The Texas Women's Conference Winner!

Every single one of you who stopped to post and discuss where you are in your career really, really moved me. There is so much I want for each of you...and I'm working on that. In the interim, if you can attend the conference or a networking group or jump into a Twitter chat within your field, I encourage that. Austin has some great entrepreneur groups and a wonderful conference that's pay-as-you-can and Houston has a number of women's business and networking groups above and beyond professional organizations. And...I entered everyone's name who wanted to win a ticket (some commenters opted out) into Random.org randomizer and the results were: List Randomizer There were 15 items in your list. Here they are in random order: christina 52 There were several Christinas so I had to assign numbers. I contacted this Christina who is able to attend the conference and is very excited! Congratulations, Christina, and thank you to everyone who commented. Check back--let's

One huge kick start to my career and how you can have it too

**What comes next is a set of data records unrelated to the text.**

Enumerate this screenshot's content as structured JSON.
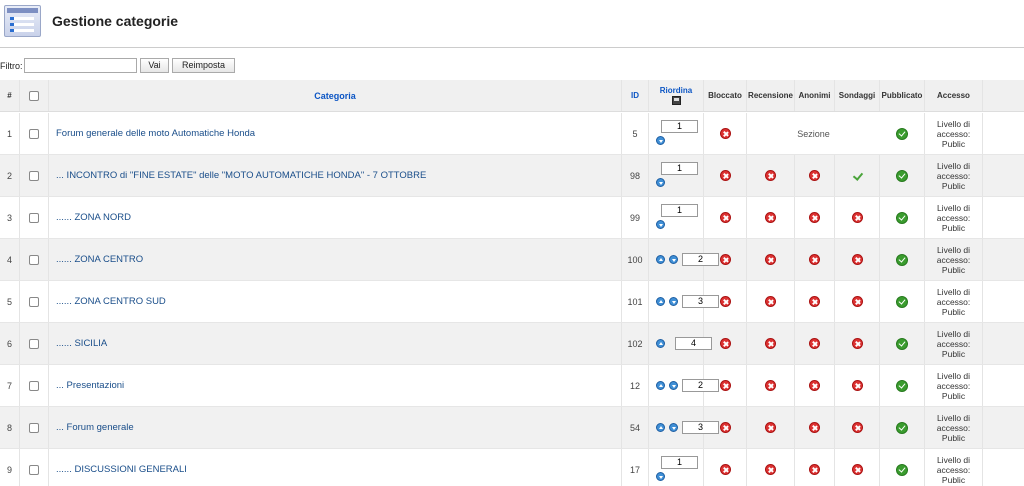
{
  "header": {
    "title": "Gestione categorie",
    "icon": "category-manager-icon"
  },
  "filter": {
    "label": "Filtro:",
    "value": "",
    "go_label": "Vai",
    "reset_label": "Reimposta"
  },
  "columns": {
    "num": "#",
    "category": "Categoria",
    "id": "ID",
    "order": "Riordina",
    "blocked": "Bloccato",
    "review": "Recensione",
    "anonymous": "Anonimi",
    "polls": "Sondaggi",
    "published": "Pubblicato",
    "access": "Accesso"
  },
  "rows": [
    {
      "num": "1",
      "category": "Forum generale delle moto Automatiche Honda",
      "id": "5",
      "order": "1",
      "up": false,
      "down": true,
      "blocked": "x",
      "section": "Sezione",
      "review": null,
      "anonymous": null,
      "polls": null,
      "published": "ok",
      "access": "Livello di accesso: Public"
    },
    {
      "num": "2",
      "category": "... INCONTRO di \"FINE ESTATE\" delle \"MOTO AUTOMATICHE HONDA\" - 7 OTTOBRE",
      "id": "98",
      "order": "1",
      "up": false,
      "down": true,
      "blocked": "x",
      "section": null,
      "review": "x",
      "anonymous": "x",
      "polls": "tick",
      "published": "ok",
      "access": "Livello di accesso: Public"
    },
    {
      "num": "3",
      "category": "...... ZONA NORD",
      "id": "99",
      "order": "1",
      "up": false,
      "down": true,
      "blocked": "x",
      "section": null,
      "review": "x",
      "anonymous": "x",
      "polls": "x",
      "published": "ok",
      "access": "Livello di accesso: Public"
    },
    {
      "num": "4",
      "category": "...... ZONA CENTRO",
      "id": "100",
      "order": "2",
      "up": true,
      "down": true,
      "blocked": "x",
      "section": null,
      "review": "x",
      "anonymous": "x",
      "polls": "x",
      "published": "ok",
      "access": "Livello di accesso: Public"
    },
    {
      "num": "5",
      "category": "...... ZONA CENTRO SUD",
      "id": "101",
      "order": "3",
      "up": true,
      "down": true,
      "blocked": "x",
      "section": null,
      "review": "x",
      "anonymous": "x",
      "polls": "x",
      "published": "ok",
      "access": "Livello di accesso: Public"
    },
    {
      "num": "6",
      "category": "...... SICILIA",
      "id": "102",
      "order": "4",
      "up": true,
      "down": false,
      "blocked": "x",
      "section": null,
      "review": "x",
      "anonymous": "x",
      "polls": "x",
      "published": "ok",
      "access": "Livello di accesso: Public"
    },
    {
      "num": "7",
      "category": "... Presentazioni",
      "id": "12",
      "order": "2",
      "up": true,
      "down": true,
      "blocked": "x",
      "section": null,
      "review": "x",
      "anonymous": "x",
      "polls": "x",
      "published": "ok",
      "access": "Livello di accesso: Public"
    },
    {
      "num": "8",
      "category": "... Forum generale",
      "id": "54",
      "order": "3",
      "up": true,
      "down": true,
      "blocked": "x",
      "section": null,
      "review": "x",
      "anonymous": "x",
      "polls": "x",
      "published": "ok",
      "access": "Livello di accesso: Public"
    },
    {
      "num": "9",
      "category": "...... DISCUSSIONI GENERALI",
      "id": "17",
      "order": "1",
      "up": false,
      "down": true,
      "blocked": "x",
      "section": null,
      "review": "x",
      "anonymous": "x",
      "polls": "x",
      "published": "ok",
      "access": "Livello di accesso: Public"
    }
  ]
}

Right now, my career is going well. It has been a pretty good run but that's 95% nose to the grindstone and 5% luck. Or thereabouts. I do what I do and have what I have because I've made and seized opportunities, taken risks, sucked it up for a lot of years, and worked hard. When I moved to Texas five years ago I had to transition my career a bit. Not a huge demand for managing editors at major publishers here, unless you happen to be in educational publishing, which I wasn't (for good reason). So I had to parlay my skills into actual work, and it has been a five year journey. I hit a point of frustration not too long ago when I'd get some opportunities, but...without the concept of pay attached. For some reason, these people would schedule meetings with me and assume I'd do all this work and promotion for them just have content for my blog. What a joke. Like other bloggers, I do not lack for content on my blog. I lack for time to write up and publish all the cont